:: PROVIDED ENTRIES ::
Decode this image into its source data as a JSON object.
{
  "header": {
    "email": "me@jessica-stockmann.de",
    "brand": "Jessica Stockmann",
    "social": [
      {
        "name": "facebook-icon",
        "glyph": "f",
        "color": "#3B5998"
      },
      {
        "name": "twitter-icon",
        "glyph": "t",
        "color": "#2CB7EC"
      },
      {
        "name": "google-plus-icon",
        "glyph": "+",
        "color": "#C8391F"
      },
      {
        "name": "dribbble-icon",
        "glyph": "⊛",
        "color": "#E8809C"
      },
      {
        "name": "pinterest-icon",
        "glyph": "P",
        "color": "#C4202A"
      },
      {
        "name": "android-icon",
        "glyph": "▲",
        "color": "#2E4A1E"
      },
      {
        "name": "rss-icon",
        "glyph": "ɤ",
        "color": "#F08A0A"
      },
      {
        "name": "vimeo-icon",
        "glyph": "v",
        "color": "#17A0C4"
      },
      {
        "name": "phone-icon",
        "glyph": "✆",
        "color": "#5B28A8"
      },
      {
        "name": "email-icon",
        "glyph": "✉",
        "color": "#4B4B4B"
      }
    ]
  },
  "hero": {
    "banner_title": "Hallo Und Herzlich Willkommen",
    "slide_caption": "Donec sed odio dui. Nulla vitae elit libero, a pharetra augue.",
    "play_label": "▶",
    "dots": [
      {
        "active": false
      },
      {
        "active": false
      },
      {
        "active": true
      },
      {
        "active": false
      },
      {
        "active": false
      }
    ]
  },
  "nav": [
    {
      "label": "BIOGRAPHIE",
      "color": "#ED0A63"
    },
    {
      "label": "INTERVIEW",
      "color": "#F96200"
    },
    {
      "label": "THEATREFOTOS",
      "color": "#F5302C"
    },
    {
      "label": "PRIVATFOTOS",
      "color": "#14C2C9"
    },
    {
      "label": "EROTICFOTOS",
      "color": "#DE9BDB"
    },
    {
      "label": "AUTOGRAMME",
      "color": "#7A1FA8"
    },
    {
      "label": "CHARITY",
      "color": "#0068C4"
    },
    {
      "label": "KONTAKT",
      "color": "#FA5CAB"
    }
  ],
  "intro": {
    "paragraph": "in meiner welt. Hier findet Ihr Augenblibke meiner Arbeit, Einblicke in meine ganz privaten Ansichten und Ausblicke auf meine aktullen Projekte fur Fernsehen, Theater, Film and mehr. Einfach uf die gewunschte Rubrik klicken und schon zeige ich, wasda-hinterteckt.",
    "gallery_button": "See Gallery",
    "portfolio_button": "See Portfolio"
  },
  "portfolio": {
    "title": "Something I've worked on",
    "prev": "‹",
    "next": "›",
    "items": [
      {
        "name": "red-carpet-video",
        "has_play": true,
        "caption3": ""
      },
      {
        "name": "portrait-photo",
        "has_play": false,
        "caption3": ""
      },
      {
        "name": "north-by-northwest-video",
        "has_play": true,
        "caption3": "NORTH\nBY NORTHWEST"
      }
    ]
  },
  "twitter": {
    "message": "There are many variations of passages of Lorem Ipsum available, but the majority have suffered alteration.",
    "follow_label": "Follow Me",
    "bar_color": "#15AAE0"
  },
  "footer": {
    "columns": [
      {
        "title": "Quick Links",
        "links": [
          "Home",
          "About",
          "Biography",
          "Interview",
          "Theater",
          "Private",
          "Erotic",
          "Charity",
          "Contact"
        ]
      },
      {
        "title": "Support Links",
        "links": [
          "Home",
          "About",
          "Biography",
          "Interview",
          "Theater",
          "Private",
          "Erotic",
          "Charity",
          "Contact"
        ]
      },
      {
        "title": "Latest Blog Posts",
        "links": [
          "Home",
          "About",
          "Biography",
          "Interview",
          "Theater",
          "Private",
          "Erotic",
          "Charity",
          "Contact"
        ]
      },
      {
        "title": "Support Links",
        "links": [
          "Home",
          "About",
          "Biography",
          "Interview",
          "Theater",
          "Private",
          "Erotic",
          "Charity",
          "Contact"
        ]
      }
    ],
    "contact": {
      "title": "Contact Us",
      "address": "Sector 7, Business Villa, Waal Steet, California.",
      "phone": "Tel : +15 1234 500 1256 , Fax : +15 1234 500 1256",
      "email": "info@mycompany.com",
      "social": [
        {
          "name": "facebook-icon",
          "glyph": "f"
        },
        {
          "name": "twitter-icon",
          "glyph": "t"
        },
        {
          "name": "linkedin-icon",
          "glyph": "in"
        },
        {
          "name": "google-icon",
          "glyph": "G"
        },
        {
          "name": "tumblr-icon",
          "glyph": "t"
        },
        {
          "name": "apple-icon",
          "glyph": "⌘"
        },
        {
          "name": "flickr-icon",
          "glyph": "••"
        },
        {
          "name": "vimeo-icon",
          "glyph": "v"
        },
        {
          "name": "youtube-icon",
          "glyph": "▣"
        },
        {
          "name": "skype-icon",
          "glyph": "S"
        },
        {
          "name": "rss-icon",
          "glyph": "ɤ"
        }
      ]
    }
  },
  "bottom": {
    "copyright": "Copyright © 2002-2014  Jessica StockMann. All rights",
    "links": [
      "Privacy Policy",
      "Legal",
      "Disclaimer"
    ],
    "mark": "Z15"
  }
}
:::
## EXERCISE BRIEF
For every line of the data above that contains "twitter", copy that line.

## SOLUTION TO THE PROBLEM
        "name": "twitter-icon",
  "twitter": {
          "name": "twitter-icon",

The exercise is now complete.